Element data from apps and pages

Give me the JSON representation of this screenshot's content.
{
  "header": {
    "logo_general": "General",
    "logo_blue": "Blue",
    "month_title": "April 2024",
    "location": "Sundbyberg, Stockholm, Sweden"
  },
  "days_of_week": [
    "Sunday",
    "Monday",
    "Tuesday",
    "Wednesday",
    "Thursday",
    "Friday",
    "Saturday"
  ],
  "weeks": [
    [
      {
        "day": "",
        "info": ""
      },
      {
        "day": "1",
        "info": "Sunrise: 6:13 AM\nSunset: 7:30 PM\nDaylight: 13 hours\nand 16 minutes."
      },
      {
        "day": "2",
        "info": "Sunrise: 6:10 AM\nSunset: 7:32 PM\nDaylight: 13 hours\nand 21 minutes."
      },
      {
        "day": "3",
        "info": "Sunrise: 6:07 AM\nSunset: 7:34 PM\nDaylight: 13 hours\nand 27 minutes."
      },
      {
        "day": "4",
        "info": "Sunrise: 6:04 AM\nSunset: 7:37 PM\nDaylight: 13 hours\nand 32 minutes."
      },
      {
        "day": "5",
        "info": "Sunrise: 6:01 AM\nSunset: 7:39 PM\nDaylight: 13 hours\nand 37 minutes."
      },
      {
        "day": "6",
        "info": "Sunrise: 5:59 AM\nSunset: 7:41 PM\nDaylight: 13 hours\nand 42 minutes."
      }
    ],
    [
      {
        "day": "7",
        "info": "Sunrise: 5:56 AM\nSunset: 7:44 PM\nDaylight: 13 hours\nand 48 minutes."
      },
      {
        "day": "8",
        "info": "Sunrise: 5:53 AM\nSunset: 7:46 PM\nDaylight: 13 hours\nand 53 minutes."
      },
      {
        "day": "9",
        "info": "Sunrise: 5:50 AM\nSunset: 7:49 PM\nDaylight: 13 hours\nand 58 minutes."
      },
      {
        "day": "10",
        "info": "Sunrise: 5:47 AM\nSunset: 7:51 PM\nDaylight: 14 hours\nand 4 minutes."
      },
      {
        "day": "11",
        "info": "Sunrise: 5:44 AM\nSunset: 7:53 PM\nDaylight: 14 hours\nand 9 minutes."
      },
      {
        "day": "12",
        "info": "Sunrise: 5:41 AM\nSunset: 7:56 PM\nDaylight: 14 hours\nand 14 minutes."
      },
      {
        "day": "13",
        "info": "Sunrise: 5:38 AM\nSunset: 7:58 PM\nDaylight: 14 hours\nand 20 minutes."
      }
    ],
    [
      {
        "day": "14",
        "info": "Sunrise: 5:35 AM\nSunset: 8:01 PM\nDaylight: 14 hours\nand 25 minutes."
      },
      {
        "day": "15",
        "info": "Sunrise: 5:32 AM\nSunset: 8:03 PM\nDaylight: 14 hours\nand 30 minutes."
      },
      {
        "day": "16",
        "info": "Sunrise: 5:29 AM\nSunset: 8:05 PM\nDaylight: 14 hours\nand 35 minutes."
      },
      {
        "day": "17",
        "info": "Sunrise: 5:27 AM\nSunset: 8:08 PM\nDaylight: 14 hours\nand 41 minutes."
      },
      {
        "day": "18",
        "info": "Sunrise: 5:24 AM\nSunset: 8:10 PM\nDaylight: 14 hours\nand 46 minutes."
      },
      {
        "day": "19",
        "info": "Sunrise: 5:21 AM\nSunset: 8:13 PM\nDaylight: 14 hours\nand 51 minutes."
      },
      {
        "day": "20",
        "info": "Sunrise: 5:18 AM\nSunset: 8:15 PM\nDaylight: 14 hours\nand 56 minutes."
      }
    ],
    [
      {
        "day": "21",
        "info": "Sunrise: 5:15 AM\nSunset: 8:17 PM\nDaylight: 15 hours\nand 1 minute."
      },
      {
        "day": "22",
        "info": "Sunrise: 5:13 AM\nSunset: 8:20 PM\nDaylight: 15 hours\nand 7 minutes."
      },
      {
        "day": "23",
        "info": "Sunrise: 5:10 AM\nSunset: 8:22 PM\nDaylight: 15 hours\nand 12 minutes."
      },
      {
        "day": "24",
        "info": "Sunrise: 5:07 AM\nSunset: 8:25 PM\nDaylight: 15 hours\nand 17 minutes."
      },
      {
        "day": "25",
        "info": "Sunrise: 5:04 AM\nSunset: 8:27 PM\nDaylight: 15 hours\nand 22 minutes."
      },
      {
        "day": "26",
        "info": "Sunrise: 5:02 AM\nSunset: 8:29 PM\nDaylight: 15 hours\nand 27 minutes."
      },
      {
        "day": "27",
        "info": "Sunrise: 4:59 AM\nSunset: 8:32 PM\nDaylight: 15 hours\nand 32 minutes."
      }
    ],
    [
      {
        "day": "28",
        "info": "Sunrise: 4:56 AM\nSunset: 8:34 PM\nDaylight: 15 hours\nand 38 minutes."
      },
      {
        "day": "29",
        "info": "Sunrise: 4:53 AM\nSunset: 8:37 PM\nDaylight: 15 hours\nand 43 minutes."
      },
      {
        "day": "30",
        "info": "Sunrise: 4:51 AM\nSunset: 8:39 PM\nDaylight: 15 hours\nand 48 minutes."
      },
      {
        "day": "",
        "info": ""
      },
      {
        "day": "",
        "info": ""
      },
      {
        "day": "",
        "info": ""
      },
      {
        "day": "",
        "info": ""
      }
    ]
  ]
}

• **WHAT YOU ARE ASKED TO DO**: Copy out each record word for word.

• **OUTPUT OF THE TASK**:
Give me the JSON representation of this screenshot's content.
{
  "header": {
    "logo_general": "General",
    "logo_blue": "Blue",
    "month_title": "April 2024",
    "location": "Sundbyberg, Stockholm, Sweden"
  },
  "days_of_week": [
    "Sunday",
    "Monday",
    "Tuesday",
    "Wednesday",
    "Thursday",
    "Friday",
    "Saturday"
  ],
  "weeks": [
    [
      {
        "day": "",
        "info": ""
      },
      {
        "day": "1",
        "info": "Sunrise: 6:13 AM\nSunset: 7:30 PM\nDaylight: 13 hours\nand 16 minutes."
      },
      {
        "day": "2",
        "info": "Sunrise: 6:10 AM\nSunset: 7:32 PM\nDaylight: 13 hours\nand 21 minutes."
      },
      {
        "day": "3",
        "info": "Sunrise: 6:07 AM\nSunset: 7:34 PM\nDaylight: 13 hours\nand 27 minutes."
      },
      {
        "day": "4",
        "info": "Sunrise: 6:04 AM\nSunset: 7:37 PM\nDaylight: 13 hours\nand 32 minutes."
      },
      {
        "day": "5",
        "info": "Sunrise: 6:01 AM\nSunset: 7:39 PM\nDaylight: 13 hours\nand 37 minutes."
      },
      {
        "day": "6",
        "info": "Sunrise: 5:59 AM\nSunset: 7:41 PM\nDaylight: 13 hours\nand 42 minutes."
      }
    ],
    [
      {
        "day": "7",
        "info": "Sunrise: 5:56 AM\nSunset: 7:44 PM\nDaylight: 13 hours\nand 48 minutes."
      },
      {
        "day": "8",
        "info": "Sunrise: 5:53 AM\nSunset: 7:46 PM\nDaylight: 13 hours\nand 53 minutes."
      },
      {
        "day": "9",
        "info": "Sunrise: 5:50 AM\nSunset: 7:49 PM\nDaylight: 13 hours\nand 58 minutes."
      },
      {
        "day": "10",
        "info": "Sunrise: 5:47 AM\nSunset: 7:51 PM\nDaylight: 14 hours\nand 4 minutes."
      },
      {
        "day": "11",
        "info": "Sunrise: 5:44 AM\nSunset: 7:53 PM\nDaylight: 14 hours\nand 9 minutes."
      },
      {
        "day": "12",
        "info": "Sunrise: 5:41 AM\nSunset: 7:56 PM\nDaylight: 14 hours\nand 14 minutes."
      },
      {
        "day": "13",
        "info": "Sunrise: 5:38 AM\nSunset: 7:58 PM\nDaylight: 14 hours\nand 20 minutes."
      }
    ],
    [
      {
        "day": "14",
        "info": "Sunrise: 5:35 AM\nSunset: 8:01 PM\nDaylight: 14 hours\nand 25 minutes."
      },
      {
        "day": "15",
        "info": "Sunrise: 5:32 AM\nSunset: 8:03 PM\nDaylight: 14 hours\nand 30 minutes."
      },
      {
        "day": "16",
        "info": "Sunrise: 5:29 AM\nSunset: 8:05 PM\nDaylight: 14 hours\nand 35 minutes."
      },
      {
        "day": "17",
        "info": "Sunrise: 5:27 AM\nSunset: 8:08 PM\nDaylight: 14 hours\nand 41 minutes."
      },
      {
        "day": "18",
        "info": "Sunrise: 5:24 AM\nSunset: 8:10 PM\nDaylight: 14 hours\nand 46 minutes."
      },
      {
        "day": "19",
        "info": "Sunrise: 5:21 AM\nSunset: 8:13 PM\nDaylight: 14 hours\nand 51 minutes."
      },
      {
        "day": "20",
        "info": "Sunrise: 5:18 AM\nSunset: 8:15 PM\nDaylight: 14 hours\nand 56 minutes."
      }
    ],
    [
      {
        "day": "21",
        "info": "Sunrise: 5:15 AM\nSunset: 8:17 PM\nDaylight: 15 hours\nand 1 minute."
      },
      {
        "day": "22",
        "info": "Sunrise: 5:13 AM\nSunset: 8:20 PM\nDaylight: 15 hours\nand 7 minutes."
      },
      {
        "day": "23",
        "info": "Sunrise: 5:10 AM\nSunset: 8:22 PM\nDaylight: 15 hours\nand 12 minutes."
      },
      {
        "day": "24",
        "info": "Sunrise: 5:07 AM\nSunset: 8:25 PM\nDaylight: 15 hours\nand 17 minutes."
      },
      {
        "day": "25",
        "info": "Sunrise: 5:04 AM\nSunset: 8:27 PM\nDaylight: 15 hours\nand 22 minutes."
      },
      {
        "day": "26",
        "info": "Sunrise: 5:02 AM\nSunset: 8:29 PM\nDaylight: 15 hours\nand 27 minutes."
      },
      {
        "day": "27",
        "info": "Sunrise: 4:59 AM\nSunset: 8:32 PM\nDaylight: 15 hours\nand 32 minutes."
      }
    ],
    [
      {
        "day": "28",
        "info": "Sunrise: 4:56 AM\nSunset: 8:34 PM\nDaylight: 15 hours\nand 38 minutes."
      },
      {
        "day": "29",
        "info": "Sunrise: 4:53 AM\nSunset: 8:37 PM\nDaylight: 15 hours\nand 43 minutes."
      },
      {
        "day": "30",
        "info": "Sunrise: 4:51 AM\nSunset: 8:39 PM\nDaylight: 15 hours\nand 48 minutes."
      },
      {
        "day": "",
        "info": ""
      },
      {
        "day": "",
        "info": ""
      },
      {
        "day": "",
        "info": ""
      },
      {
        "day": "",
        "info": ""
      }
    ]
  ]
}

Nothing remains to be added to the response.